◆ **WHAT YOU NEED TO DO**
Every single record needs to be restated word for word.

◆ **DATA**
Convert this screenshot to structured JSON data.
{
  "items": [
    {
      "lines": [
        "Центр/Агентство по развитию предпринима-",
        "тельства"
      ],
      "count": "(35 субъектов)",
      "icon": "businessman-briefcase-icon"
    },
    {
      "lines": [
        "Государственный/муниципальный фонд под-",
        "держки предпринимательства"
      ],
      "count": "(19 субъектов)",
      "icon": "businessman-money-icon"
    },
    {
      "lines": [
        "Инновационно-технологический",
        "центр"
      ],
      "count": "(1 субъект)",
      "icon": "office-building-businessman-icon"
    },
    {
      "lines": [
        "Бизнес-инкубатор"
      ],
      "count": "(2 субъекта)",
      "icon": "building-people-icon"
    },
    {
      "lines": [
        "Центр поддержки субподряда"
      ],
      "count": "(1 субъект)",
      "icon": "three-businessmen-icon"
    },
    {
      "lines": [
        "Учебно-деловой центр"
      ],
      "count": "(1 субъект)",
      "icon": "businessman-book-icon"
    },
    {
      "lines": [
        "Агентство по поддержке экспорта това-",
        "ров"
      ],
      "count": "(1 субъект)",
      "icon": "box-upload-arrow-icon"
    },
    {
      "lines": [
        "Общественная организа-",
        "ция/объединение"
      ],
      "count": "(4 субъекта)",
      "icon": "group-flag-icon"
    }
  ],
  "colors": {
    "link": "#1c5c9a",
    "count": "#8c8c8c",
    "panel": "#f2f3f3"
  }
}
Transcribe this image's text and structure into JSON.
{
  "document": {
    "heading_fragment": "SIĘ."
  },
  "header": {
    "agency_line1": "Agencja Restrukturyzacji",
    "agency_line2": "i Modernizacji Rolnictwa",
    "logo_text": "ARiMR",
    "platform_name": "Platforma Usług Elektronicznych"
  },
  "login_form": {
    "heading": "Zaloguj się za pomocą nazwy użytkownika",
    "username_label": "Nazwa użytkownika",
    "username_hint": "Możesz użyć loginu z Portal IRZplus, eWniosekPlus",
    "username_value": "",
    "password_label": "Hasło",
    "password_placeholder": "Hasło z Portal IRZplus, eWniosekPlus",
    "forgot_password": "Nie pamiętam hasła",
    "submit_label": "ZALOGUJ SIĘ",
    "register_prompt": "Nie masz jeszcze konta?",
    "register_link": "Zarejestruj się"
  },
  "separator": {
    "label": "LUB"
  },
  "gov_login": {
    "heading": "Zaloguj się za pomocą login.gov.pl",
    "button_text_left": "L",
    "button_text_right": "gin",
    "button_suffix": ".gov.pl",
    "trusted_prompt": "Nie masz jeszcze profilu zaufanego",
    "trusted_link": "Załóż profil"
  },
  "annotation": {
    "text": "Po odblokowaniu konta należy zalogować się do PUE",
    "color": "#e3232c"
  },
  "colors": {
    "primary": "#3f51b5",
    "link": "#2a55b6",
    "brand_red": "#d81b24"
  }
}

◆ **TASK RESPONSE**
Convert this screenshot to structured JSON data.
{
  "items": [
    {
      "lines": [
        "Центр/Агентство по развитию предпринима-",
        "тельства"
      ],
      "count": "(35 субъектов)",
      "icon": "businessman-briefcase-icon"
    },
    {
      "lines": [
        "Государственный/муниципальный фонд под-",
        "держки предпринимательства"
      ],
      "count": "(19 субъектов)",
      "icon": "businessman-money-icon"
    },
    {
      "lines": [
        "Инновационно-технологический",
        "центр"
      ],
      "count": "(1 субъект)",
      "icon": "office-building-businessman-icon"
    },
    {
      "lines": [
        "Бизнес-инкубатор"
      ],
      "count": "(2 субъекта)",
      "icon": "building-people-icon"
    },
    {
      "lines": [
        "Центр поддержки субподряда"
      ],
      "count": "(1 субъект)",
      "icon": "three-businessmen-icon"
    },
    {
      "lines": [
        "Учебно-деловой центр"
      ],
      "count": "(1 субъект)",
      "icon": "businessman-book-icon"
    },
    {
      "lines": [
        "Агентство по поддержке экспорта това-",
        "ров"
      ],
      "count": "(1 субъект)",
      "icon": "box-upload-arrow-icon"
    },
    {
      "lines": [
        "Общественная организа-",
        "ция/объединение"
      ],
      "count": "(4 субъекта)",
      "icon": "group-flag-icon"
    }
  ],
  "colors": {
    "link": "#1c5c9a",
    "count": "#8c8c8c",
    "panel": "#f2f3f3"
  }
}
Transcribe this image's text and structure into JSON.
{
  "document": {
    "heading_fragment": "SIĘ."
  },
  "header": {
    "agency_line1": "Agencja Restrukturyzacji",
    "agency_line2": "i Modernizacji Rolnictwa",
    "logo_text": "ARiMR",
    "platform_name": "Platforma Usług Elektronicznych"
  },
  "login_form": {
    "heading": "Zaloguj się za pomocą nazwy użytkownika",
    "username_label": "Nazwa użytkownika",
    "username_hint": "Możesz użyć loginu z Portal IRZplus, eWniosekPlus",
    "username_value": "",
    "password_label": "Hasło",
    "password_placeholder": "Hasło z Portal IRZplus, eWniosekPlus",
    "forgot_password": "Nie pamiętam hasła",
    "submit_label": "ZALOGUJ SIĘ",
    "register_prompt": "Nie masz jeszcze konta?",
    "register_link": "Zarejestruj się"
  },
  "separator": {
    "label": "LUB"
  },
  "gov_login": {
    "heading": "Zaloguj się za pomocą login.gov.pl",
    "button_text_left": "L",
    "button_text_right": "gin",
    "button_suffix": ".gov.pl",
    "trusted_prompt": "Nie masz jeszcze profilu zaufanego",
    "trusted_link": "Załóż profil"
  },
  "annotation": {
    "text": "Po odblokowaniu konta należy zalogować się do PUE",
    "color": "#e3232c"
  },
  "colors": {
    "primary": "#3f51b5",
    "link": "#2a55b6",
    "brand_red": "#d81b24"
  }
}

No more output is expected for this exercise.